A number of the league's top initiatives this season focus on fan engagement and the mobilization of younger demographics. New features such as “Cheer at the Ballpark” allow fans to mimic an in-person, stadium experience by deciding the frequency and volume of crowd audio in the ballpark. Data from MLB reveals that 45 million reactions have already been logged since the start of the season on July 24.
Other top features, such as Rally, encourage fans to make predictions in real-time for a chance at scoring awards and cash prizes. Although still in the development stages, the app has already seen impressive user adoption in the 35 and younger demographic.
“Computing data and analytics is one of the core cultural elements in baseball,” Marinak told FOX Business. “What we’re seeing today is just the further manifestation of that trend and the utilization of the latest and greatest technology to make sure we’re staying on the cutting edge.”
Another highly anticipated improvement in tech this season is Hawk-Eye tracking, which Marinak considers one of the most exciting additions to date. Hawk-Eye works with Google’s Statcast to create virtual 3D representations, mimicking the quality of a video game when tracking a player’s movements and ball trajectory.

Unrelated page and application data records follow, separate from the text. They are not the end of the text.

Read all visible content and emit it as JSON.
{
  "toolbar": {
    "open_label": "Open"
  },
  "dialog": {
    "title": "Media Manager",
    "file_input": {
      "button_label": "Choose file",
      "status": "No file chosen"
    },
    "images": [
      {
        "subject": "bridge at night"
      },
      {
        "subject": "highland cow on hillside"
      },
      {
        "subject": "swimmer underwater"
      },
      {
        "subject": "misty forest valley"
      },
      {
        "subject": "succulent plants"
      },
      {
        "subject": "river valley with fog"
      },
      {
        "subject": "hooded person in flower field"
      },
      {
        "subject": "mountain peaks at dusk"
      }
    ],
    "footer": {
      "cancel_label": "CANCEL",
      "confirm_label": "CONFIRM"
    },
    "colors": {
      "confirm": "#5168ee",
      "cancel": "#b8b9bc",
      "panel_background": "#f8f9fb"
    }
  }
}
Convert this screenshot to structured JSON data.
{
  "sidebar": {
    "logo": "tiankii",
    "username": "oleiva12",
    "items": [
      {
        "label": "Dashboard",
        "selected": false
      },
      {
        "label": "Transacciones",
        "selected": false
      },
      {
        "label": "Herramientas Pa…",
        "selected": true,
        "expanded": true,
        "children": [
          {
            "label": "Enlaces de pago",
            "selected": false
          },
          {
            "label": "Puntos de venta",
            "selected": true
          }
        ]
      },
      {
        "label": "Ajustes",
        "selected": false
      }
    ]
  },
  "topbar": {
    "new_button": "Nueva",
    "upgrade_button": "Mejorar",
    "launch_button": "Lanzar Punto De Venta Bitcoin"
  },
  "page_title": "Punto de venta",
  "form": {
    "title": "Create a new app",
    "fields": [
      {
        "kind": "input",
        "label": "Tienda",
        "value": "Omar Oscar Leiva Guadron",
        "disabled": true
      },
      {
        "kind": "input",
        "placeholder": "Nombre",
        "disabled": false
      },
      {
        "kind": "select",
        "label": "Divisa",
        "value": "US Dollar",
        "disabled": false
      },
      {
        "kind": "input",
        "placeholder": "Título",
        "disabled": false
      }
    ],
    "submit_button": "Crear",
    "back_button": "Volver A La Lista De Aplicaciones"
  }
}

Hawk-Eye’s system includes more than 15 camera angles and Lidar technology, which has revolutionized the quality and accuracy of data MLB is able to collect. James Japhet, the operating manager of Hawk-Eye Innovations, told FOX Business that a shortened, 60-game series won’t impact the successful implementation of the system.
“The success of data lies in both accuracy and volume, with accuracy being the most important,” he said. “The coronavirus won’t change that.”
Baseball’s technological advancements will see changes in regards to player accountability and performance off of the field as well. The unpredictable nature of games this season, coupled with sporadic cancellations, will lead players to rely on data and analytics more than ever to track progress.
Features such as BaseballCloud's BallR, which has been utilized by a number of MLB teams this season, transforms complex data points into user-friendly products that help players track development even in the event of canceled games.
BallR employs the use of a three-dimensional baseball model that allows players the ability to track both hand placement and release metrics from the comfort of their homes. BaseballCloud CEO Kevin Davidson says that the shortened season has only exacerbated the need for players to understand the data impacting their performance.
“Organizations are searching for solutions like never before in order to cut down on time spent analyzing why a player isn't at their peak performance," Davidson told FOX Business. "They can't afford to have pitchers struggle multiple outings in a row."